_YOUR TASK_: Every line that includes the word "name" needs to be copied from the listing.
***
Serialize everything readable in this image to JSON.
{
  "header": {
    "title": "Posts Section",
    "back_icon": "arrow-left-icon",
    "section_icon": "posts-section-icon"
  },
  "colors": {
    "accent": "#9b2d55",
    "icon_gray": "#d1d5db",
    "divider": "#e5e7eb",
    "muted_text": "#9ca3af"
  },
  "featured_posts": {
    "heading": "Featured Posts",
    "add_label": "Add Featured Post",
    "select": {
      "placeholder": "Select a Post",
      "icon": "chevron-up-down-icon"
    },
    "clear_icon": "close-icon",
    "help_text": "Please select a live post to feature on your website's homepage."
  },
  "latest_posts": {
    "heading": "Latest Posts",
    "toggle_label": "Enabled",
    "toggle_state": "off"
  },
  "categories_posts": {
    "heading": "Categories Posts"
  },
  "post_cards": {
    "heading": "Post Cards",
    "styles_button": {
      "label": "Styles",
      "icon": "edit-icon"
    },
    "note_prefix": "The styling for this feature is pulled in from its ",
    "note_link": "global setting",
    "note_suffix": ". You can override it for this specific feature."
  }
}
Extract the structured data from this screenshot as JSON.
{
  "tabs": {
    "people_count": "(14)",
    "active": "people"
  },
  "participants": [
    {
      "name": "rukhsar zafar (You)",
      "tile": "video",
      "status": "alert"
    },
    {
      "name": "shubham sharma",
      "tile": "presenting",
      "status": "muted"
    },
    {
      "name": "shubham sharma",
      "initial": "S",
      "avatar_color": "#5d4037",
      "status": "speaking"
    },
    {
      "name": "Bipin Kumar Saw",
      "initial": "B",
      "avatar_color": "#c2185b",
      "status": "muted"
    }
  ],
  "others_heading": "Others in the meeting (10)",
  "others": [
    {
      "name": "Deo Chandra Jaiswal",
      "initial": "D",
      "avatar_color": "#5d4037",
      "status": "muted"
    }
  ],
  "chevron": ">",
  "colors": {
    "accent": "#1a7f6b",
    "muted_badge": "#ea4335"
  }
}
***
_RESPONSE_:
      "name": "rukhsar zafar (You)",
      "name": "shubham sharma",
      "name": "shubham sharma",
      "name": "Bipin Kumar Saw",
      "name": "Deo Chandra Jaiswal",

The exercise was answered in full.